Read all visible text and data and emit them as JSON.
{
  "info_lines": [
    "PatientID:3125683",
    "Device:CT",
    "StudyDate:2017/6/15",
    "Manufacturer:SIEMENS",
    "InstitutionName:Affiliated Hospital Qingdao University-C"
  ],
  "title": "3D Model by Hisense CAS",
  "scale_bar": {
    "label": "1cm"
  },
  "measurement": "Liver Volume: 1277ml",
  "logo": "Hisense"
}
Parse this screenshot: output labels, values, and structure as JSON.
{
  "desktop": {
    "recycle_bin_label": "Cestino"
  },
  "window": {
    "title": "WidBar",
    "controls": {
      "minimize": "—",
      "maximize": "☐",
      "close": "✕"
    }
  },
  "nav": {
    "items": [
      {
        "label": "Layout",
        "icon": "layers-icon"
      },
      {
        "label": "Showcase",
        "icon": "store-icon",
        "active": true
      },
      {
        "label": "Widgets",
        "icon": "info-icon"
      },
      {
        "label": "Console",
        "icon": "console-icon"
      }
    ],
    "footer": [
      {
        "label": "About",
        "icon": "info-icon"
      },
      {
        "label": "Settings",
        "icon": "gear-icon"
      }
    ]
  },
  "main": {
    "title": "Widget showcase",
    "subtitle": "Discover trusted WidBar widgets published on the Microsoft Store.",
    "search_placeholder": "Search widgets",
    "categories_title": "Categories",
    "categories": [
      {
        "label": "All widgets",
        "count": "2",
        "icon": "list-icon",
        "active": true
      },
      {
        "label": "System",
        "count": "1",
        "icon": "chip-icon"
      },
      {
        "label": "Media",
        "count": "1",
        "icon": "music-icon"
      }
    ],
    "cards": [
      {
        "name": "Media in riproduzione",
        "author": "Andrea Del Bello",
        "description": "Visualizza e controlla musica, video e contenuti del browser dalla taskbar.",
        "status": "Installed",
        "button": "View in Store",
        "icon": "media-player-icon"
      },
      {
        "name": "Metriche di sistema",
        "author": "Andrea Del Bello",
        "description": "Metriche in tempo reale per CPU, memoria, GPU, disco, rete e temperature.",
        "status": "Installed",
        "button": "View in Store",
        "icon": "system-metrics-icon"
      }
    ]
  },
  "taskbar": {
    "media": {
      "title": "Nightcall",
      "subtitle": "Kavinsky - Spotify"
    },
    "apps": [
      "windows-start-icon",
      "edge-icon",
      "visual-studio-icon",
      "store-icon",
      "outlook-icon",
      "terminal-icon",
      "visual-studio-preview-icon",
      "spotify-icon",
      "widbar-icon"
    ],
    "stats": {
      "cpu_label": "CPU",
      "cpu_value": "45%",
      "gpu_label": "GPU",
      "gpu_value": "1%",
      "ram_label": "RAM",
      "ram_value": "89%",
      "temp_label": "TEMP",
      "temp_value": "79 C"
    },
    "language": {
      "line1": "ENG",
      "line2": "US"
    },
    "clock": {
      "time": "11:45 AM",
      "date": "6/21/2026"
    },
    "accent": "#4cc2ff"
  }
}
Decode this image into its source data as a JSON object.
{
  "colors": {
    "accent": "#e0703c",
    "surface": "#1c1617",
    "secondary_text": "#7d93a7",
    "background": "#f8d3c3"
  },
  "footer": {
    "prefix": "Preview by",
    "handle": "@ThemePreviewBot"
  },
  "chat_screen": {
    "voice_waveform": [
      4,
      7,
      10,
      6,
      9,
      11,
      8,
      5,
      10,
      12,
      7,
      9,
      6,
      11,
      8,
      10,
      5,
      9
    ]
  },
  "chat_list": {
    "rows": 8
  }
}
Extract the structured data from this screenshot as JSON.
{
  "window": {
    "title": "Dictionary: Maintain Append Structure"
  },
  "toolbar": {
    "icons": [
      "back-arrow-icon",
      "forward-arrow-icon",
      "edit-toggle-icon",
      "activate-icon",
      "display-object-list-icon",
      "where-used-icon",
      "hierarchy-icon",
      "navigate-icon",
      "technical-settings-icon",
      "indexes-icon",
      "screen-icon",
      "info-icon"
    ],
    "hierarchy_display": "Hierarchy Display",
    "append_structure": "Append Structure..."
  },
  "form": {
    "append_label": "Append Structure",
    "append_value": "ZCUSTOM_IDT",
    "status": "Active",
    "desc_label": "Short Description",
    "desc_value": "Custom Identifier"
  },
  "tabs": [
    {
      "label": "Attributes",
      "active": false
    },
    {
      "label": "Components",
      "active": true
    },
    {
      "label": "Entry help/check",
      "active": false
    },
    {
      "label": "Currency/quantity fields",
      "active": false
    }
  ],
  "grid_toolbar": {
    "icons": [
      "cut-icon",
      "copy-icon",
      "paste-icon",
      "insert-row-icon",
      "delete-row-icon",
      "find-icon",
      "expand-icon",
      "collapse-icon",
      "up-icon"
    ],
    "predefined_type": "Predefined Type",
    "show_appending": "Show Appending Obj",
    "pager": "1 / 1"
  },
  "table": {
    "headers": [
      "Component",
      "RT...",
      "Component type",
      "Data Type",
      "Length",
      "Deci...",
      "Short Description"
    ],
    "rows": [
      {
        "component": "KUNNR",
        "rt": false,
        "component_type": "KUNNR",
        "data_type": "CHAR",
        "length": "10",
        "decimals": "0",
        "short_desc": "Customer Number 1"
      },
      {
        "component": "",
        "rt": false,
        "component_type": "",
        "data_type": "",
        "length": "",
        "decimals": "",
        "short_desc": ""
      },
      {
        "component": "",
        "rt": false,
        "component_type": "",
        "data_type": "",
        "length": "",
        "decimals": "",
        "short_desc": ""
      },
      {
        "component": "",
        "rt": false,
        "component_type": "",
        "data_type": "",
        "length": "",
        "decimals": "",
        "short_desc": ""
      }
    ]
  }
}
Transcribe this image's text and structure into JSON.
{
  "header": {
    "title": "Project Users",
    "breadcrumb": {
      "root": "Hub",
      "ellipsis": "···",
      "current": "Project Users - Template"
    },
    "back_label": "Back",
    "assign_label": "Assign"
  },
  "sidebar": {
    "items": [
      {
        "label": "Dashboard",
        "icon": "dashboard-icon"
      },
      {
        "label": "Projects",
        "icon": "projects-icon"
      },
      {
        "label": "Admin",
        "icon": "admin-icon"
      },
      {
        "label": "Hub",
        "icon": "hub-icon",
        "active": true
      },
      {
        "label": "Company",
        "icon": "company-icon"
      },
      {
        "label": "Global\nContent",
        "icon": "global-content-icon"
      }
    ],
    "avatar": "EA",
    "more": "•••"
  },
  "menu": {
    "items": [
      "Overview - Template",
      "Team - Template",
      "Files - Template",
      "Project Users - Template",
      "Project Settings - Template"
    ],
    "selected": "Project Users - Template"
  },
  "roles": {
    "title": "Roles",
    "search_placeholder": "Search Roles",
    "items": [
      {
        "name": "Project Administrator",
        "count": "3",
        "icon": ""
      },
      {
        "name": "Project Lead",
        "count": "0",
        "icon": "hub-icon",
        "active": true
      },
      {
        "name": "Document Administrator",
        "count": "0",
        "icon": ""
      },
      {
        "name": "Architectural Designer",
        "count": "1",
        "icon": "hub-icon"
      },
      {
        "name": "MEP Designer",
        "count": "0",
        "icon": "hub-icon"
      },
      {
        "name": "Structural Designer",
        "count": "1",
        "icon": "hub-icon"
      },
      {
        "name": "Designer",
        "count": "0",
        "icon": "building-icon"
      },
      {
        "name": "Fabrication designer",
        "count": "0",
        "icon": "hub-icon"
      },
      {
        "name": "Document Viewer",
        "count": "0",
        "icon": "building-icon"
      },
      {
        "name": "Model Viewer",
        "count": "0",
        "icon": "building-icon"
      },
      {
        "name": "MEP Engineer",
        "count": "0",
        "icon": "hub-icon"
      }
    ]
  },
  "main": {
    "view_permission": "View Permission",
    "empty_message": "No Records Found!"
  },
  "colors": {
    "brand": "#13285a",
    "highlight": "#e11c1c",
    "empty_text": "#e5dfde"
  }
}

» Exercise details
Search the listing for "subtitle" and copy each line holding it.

» Your solution
    "subtitle": "Discover trusted WidBar widgets published on the Microsoft Store.",
      "subtitle": "Kavinsky - Spotify"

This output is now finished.